Among the press, Rust is far from alone in being targeted during the protests. On June 8, the U.S. Press Freedom Tracker reported that according to its data more than 383 recent incidents involving attacks on press freedom were being investigated. The Tracker catalogs information on the number of press freedom violations in the United States.

In a statement following the incident, Louisville Metro Police Department spokeswoman Jessie Halladay said, “Targeting the media is not our intention. There was a lot going on last night, and to be fair to both the officer and to Kaitlin, we need to take a deeper look at what happened and what prompted that action. So we have said that we will do that and if there needs to be discipline we will address it.”

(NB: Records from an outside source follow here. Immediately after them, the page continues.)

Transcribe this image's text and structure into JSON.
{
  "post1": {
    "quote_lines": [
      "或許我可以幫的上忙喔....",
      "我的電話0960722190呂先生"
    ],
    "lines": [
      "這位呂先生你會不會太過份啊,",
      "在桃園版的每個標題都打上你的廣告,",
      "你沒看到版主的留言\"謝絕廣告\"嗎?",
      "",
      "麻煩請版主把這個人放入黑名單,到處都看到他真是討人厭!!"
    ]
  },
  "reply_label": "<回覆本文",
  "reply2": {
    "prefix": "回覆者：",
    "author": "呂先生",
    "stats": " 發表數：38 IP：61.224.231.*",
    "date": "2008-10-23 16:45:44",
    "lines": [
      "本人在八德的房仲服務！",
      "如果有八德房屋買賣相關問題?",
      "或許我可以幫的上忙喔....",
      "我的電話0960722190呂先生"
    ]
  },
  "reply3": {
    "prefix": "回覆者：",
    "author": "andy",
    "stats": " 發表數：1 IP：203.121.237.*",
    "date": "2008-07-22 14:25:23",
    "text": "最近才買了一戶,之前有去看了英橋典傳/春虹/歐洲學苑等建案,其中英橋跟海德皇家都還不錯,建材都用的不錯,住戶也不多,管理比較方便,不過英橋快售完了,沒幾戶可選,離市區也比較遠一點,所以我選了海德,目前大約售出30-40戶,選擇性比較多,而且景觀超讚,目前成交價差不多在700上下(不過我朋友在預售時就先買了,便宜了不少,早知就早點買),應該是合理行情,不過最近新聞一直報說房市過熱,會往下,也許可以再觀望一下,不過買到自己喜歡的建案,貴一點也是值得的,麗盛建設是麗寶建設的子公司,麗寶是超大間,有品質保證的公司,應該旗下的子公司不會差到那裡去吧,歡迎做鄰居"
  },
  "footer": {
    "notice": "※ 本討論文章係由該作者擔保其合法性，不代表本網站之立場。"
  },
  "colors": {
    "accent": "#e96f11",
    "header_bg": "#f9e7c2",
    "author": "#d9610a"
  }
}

At Rider, Rust was involved with the student-managed TV station called Rider University Network, or R.U.N. She was a junior reporter for WXTF Fox 29 in Philadelphia as an undergraduate and received the Service Award from the Department of Communication and Journalism. Also as an undergraduate, she received a grant that helped fund the creation of a documentary on an epidemic of neglected dogs in Puerto Rico. Following graduation, she joined KPLC in Louisiana as a reporter. She has been with the WAVE 3 News team since May 2018.

Rust’s recent experience has only deepened her commitment to journalism, she says.

This experience has made me more committed than ever to tell that story,” she wrote. “Like all journalists, I’ll keep giving a voice to anyone who’s demanding justice, and to those who are trying to help them. We’ll keep shining a light on all parts of that struggle, even if powerful people prefer the dark."